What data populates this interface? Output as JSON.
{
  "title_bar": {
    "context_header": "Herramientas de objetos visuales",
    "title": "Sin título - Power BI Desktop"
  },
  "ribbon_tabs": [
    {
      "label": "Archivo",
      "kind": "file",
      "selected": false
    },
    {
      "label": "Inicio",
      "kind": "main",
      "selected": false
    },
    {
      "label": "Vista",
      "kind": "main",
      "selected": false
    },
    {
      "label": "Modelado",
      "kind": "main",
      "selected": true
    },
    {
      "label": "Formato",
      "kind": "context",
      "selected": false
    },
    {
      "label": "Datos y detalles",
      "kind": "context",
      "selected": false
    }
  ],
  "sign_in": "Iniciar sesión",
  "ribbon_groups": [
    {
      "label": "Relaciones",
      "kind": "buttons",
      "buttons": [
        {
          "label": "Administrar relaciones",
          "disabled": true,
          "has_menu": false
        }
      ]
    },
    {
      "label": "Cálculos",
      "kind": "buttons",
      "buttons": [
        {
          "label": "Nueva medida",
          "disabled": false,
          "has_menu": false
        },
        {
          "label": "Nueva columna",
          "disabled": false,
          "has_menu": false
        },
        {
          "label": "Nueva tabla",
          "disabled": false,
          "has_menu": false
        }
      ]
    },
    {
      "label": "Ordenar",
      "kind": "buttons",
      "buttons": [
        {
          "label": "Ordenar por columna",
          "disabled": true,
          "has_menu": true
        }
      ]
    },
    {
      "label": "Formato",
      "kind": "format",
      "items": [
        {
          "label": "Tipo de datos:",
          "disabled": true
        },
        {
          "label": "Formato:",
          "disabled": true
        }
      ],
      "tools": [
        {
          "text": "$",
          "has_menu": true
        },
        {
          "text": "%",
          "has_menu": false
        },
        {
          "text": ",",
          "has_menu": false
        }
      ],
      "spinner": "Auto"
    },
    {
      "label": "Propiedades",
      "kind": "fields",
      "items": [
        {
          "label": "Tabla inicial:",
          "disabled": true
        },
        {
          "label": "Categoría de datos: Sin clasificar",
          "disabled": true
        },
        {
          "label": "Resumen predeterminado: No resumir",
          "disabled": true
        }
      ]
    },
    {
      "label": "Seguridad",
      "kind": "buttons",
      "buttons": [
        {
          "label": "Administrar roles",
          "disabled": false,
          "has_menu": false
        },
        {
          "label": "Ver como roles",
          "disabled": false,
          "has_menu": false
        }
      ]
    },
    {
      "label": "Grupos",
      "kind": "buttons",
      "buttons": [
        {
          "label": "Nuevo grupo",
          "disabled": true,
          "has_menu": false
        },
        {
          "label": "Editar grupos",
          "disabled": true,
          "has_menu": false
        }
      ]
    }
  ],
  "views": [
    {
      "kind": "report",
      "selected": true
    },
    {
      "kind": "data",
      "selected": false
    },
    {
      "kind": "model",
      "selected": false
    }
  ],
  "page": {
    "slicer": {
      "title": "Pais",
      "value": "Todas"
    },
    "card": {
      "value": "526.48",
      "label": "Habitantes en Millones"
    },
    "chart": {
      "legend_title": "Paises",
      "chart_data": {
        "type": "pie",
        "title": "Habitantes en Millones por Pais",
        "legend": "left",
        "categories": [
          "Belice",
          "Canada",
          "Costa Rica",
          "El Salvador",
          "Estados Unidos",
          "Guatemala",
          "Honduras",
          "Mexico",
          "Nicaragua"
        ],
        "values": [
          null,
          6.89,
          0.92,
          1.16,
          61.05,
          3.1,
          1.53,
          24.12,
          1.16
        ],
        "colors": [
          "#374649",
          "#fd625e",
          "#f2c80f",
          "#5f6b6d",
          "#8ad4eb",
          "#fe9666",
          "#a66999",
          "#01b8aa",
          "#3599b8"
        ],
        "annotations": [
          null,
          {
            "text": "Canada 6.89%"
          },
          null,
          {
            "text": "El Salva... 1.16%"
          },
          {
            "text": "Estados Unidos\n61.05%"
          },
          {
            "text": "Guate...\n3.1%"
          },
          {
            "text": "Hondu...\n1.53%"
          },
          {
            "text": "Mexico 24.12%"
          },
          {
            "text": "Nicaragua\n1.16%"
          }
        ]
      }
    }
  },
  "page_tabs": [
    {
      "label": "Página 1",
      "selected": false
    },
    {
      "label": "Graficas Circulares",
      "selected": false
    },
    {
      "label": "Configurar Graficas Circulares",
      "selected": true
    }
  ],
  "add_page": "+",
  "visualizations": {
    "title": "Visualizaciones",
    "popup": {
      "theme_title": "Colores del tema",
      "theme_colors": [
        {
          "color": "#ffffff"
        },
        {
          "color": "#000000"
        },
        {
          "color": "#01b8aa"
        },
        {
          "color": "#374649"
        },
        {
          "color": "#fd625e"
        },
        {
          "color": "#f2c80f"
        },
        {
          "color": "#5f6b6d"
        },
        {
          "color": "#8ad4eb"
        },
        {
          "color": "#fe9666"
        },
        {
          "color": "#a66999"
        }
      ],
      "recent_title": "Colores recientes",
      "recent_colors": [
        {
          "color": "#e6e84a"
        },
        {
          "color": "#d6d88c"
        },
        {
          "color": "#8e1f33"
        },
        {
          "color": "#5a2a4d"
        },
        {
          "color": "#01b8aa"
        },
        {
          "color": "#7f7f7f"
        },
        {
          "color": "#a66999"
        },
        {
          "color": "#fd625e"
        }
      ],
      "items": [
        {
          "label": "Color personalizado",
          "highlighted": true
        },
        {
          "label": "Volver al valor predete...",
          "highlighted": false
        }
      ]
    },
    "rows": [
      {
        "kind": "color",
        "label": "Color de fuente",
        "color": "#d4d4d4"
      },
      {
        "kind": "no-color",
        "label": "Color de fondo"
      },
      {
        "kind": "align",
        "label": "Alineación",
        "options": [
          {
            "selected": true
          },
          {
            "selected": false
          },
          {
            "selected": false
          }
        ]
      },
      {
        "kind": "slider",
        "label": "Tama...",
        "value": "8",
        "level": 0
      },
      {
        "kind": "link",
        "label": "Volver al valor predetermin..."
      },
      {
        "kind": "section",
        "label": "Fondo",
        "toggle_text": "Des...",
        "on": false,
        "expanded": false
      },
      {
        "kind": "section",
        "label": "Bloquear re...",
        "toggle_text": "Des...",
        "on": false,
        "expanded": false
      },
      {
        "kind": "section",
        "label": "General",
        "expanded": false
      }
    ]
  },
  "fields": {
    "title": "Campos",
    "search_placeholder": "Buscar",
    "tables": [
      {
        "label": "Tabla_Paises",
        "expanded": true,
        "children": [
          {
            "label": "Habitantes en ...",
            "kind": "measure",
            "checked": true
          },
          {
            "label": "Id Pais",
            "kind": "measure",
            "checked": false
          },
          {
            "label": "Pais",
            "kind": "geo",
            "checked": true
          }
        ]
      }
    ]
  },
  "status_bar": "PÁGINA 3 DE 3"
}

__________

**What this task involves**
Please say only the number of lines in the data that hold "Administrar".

**Completed task**
2